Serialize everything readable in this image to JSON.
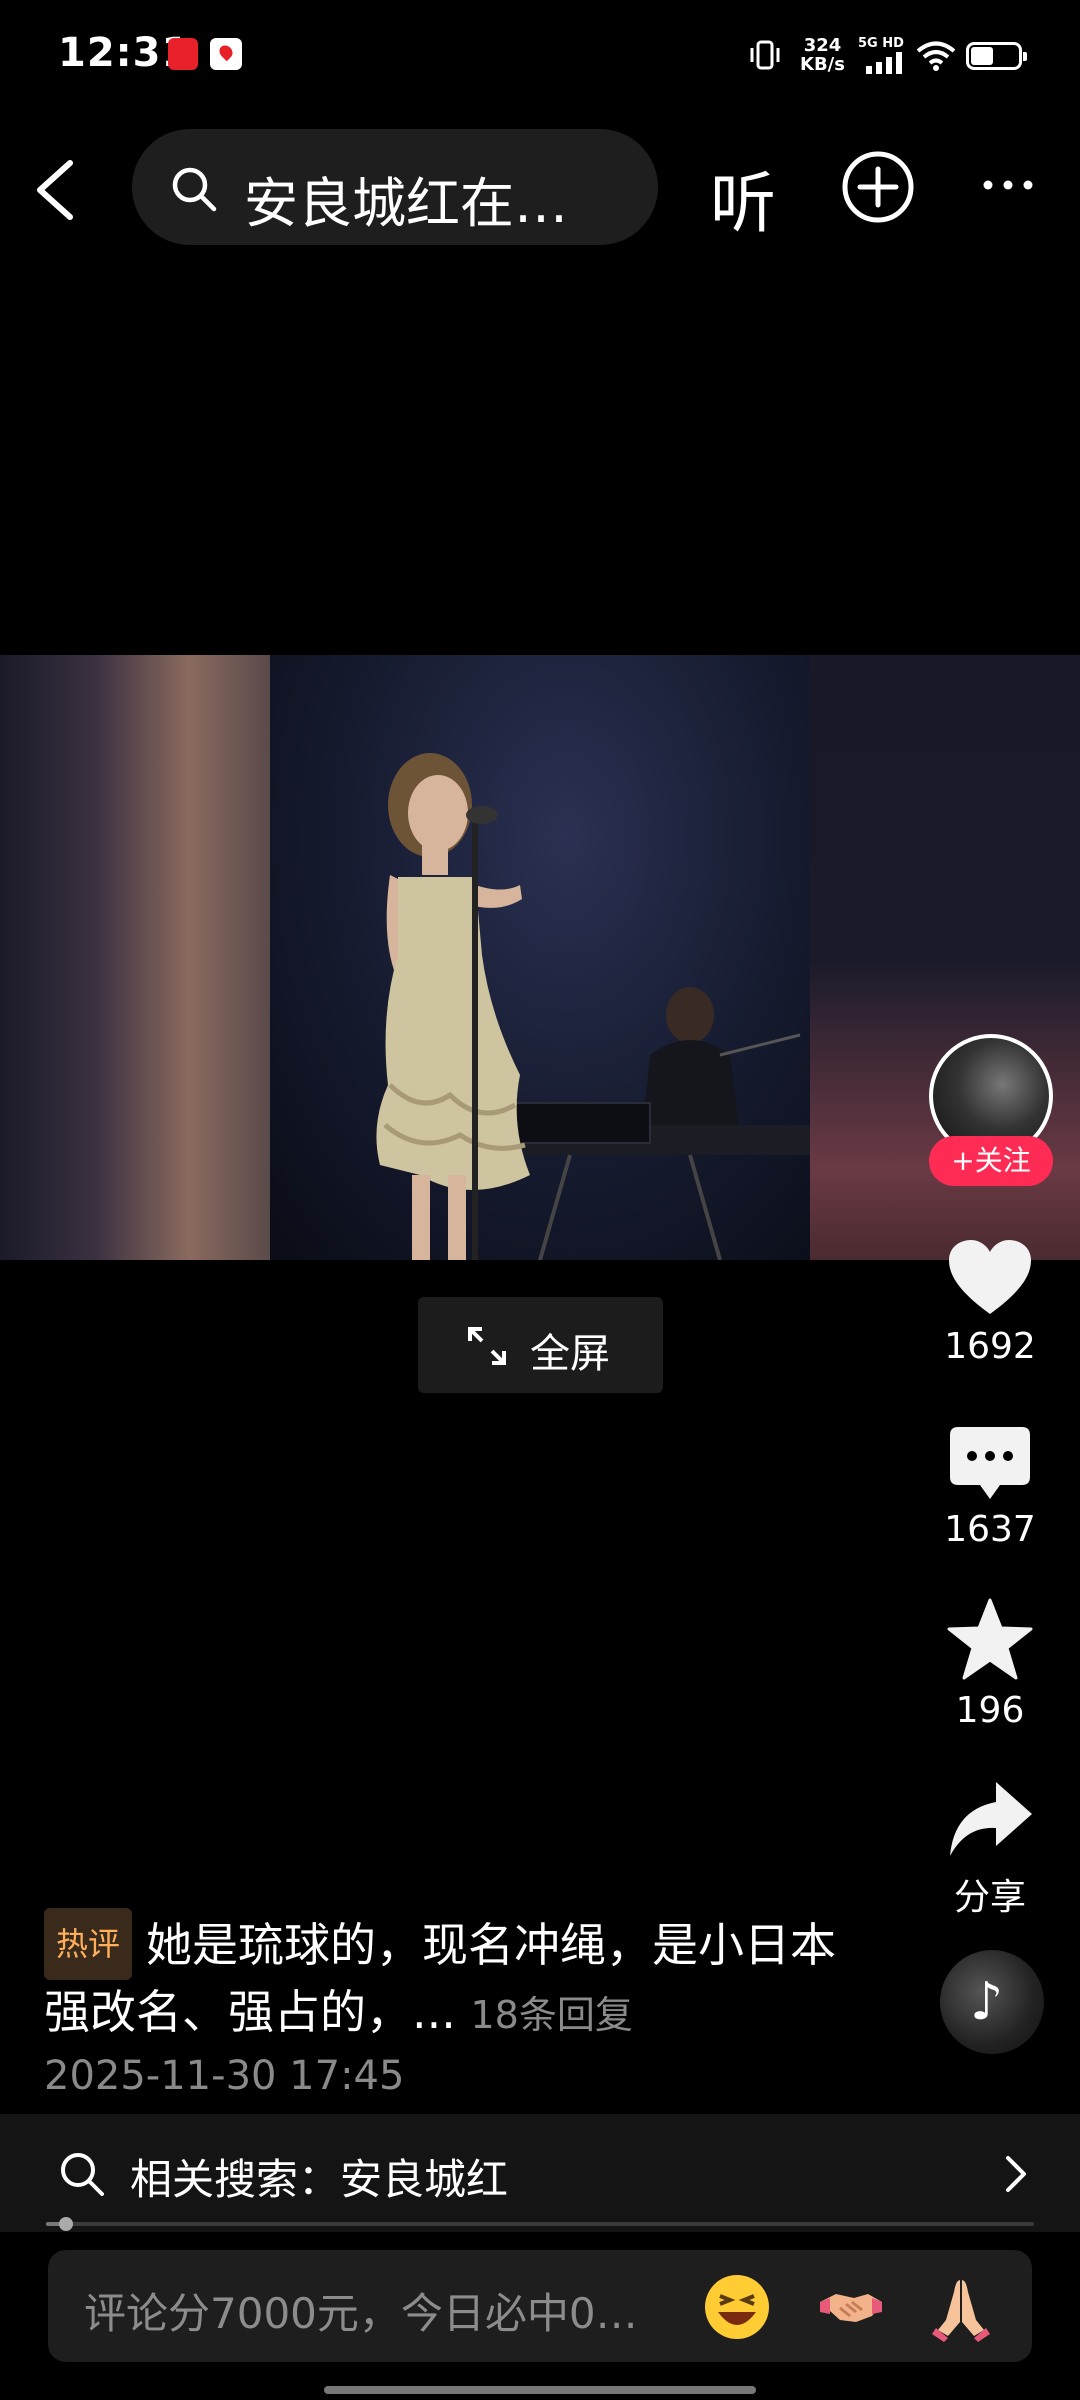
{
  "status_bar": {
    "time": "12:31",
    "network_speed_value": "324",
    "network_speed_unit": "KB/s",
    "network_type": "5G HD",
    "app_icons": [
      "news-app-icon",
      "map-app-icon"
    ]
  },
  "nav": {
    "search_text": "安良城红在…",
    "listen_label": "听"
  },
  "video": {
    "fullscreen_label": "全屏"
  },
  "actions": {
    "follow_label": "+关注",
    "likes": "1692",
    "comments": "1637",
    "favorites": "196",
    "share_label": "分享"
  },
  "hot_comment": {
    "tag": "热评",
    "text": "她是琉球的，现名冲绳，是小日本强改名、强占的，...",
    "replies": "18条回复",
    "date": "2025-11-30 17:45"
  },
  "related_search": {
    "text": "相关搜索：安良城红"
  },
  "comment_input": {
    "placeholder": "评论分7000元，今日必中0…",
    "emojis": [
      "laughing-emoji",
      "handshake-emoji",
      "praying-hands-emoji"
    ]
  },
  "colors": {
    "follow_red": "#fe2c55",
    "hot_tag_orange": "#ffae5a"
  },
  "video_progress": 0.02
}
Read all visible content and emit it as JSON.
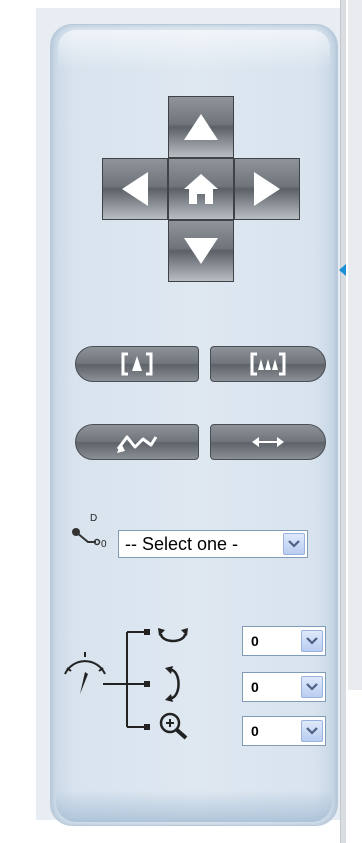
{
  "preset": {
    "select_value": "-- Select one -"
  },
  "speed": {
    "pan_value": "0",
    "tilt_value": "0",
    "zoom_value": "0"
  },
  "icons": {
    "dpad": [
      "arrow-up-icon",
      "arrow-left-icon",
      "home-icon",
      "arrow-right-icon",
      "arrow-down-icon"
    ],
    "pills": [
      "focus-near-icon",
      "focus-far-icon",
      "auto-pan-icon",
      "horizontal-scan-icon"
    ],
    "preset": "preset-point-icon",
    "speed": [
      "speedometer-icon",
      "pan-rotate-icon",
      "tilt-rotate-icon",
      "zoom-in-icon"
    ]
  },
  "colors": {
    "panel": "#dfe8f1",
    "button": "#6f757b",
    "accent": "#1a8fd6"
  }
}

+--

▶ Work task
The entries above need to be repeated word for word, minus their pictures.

▶ Output for this exercise
Serialize everything readable in this image to JSON.
{
  "status_bar": {
    "time": "12:31",
    "network_speed_value": "324",
    "network_speed_unit": "KB/s",
    "network_type": "5G HD",
    "app_icons": [
      "news-app-icon",
      "map-app-icon"
    ]
  },
  "nav": {
    "search_text": "安良城红在…",
    "listen_label": "听"
  },
  "video": {
    "fullscreen_label": "全屏"
  },
  "actions": {
    "follow_label": "+关注",
    "likes": "1692",
    "comments": "1637",
    "favorites": "196",
    "share_label": "分享"
  },
  "hot_comment": {
    "tag": "热评",
    "text": "她是琉球的，现名冲绳，是小日本强改名、强占的，...",
    "replies": "18条回复",
    "date": "2025-11-30 17:45"
  },
  "related_search": {
    "text": "相关搜索：安良城红"
  },
  "comment_input": {
    "placeholder": "评论分7000元，今日必中0…",
    "emojis": [
      "laughing-emoji",
      "handshake-emoji",
      "praying-hands-emoji"
    ]
  },
  "colors": {
    "follow_red": "#fe2c55",
    "hot_tag_orange": "#ffae5a"
  },
  "video_progress": 0.02
}
Read all visible content and emit it as JSON.
{
  "preset": {
    "select_value": "-- Select one -"
  },
  "speed": {
    "pan_value": "0",
    "tilt_value": "0",
    "zoom_value": "0"
  },
  "icons": {
    "dpad": [
      "arrow-up-icon",
      "arrow-left-icon",
      "home-icon",
      "arrow-right-icon",
      "arrow-down-icon"
    ],
    "pills": [
      "focus-near-icon",
      "focus-far-icon",
      "auto-pan-icon",
      "horizontal-scan-icon"
    ],
    "preset": "preset-point-icon",
    "speed": [
      "speedometer-icon",
      "pan-rotate-icon",
      "tilt-rotate-icon",
      "zoom-in-icon"
    ]
  },
  "colors": {
    "panel": "#dfe8f1",
    "button": "#6f757b",
    "accent": "#1a8fd6"
  }
}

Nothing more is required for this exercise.